_TASK INSTRUCTIONS:_ Below is a listing. Copy each line of it that holds the word "sell".

_GIVEN RECORDS:_
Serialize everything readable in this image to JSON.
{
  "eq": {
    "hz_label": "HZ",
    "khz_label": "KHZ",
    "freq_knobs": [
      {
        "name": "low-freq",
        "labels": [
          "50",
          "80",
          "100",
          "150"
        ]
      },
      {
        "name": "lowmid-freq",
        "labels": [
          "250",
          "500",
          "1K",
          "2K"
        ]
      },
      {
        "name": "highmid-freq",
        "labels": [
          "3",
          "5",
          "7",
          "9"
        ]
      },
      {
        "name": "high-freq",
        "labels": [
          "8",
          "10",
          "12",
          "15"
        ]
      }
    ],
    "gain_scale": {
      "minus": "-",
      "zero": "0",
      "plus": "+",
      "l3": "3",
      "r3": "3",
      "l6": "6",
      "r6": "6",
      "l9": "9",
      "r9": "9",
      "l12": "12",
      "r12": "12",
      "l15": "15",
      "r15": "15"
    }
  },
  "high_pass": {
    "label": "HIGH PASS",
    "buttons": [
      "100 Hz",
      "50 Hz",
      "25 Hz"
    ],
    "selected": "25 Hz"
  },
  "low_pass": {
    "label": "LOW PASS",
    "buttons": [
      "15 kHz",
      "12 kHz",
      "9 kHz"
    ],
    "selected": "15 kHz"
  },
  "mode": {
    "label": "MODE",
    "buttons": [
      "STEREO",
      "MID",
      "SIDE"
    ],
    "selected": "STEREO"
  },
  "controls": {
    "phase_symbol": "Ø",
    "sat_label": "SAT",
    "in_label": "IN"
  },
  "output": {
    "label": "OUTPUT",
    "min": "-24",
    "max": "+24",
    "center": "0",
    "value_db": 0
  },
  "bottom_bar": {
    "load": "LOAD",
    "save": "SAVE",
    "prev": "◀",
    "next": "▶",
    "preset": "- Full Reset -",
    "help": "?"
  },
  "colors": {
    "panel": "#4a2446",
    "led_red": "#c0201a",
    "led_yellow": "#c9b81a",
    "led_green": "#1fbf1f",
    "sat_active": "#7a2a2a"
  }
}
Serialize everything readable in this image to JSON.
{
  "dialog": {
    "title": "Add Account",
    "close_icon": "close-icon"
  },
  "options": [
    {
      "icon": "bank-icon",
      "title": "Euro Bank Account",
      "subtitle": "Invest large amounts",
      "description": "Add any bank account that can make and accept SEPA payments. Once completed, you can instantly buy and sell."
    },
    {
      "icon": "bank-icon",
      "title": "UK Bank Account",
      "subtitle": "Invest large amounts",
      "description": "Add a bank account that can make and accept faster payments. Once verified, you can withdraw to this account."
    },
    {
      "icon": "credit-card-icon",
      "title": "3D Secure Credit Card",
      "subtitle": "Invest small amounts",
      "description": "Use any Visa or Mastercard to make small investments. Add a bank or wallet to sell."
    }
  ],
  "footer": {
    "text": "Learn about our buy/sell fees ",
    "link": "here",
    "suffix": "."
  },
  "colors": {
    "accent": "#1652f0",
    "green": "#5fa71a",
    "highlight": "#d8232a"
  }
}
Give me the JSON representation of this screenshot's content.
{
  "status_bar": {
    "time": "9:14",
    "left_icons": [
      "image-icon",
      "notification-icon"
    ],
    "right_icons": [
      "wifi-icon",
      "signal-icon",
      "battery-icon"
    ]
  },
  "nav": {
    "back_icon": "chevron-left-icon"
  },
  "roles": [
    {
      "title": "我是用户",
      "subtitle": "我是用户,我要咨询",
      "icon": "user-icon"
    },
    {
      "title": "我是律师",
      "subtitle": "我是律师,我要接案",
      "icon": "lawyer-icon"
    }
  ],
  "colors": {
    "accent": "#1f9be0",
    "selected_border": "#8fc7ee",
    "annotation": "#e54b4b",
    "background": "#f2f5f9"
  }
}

_RESULT:_
      "description": "Add any bank account that can make and accept SEPA payments. Once completed, you can instantly buy and sell."
      "description": "Use any Visa or Mastercard to make small investments. Add a bank or wallet to sell."
    "text": "Learn about our buy/sell fees ",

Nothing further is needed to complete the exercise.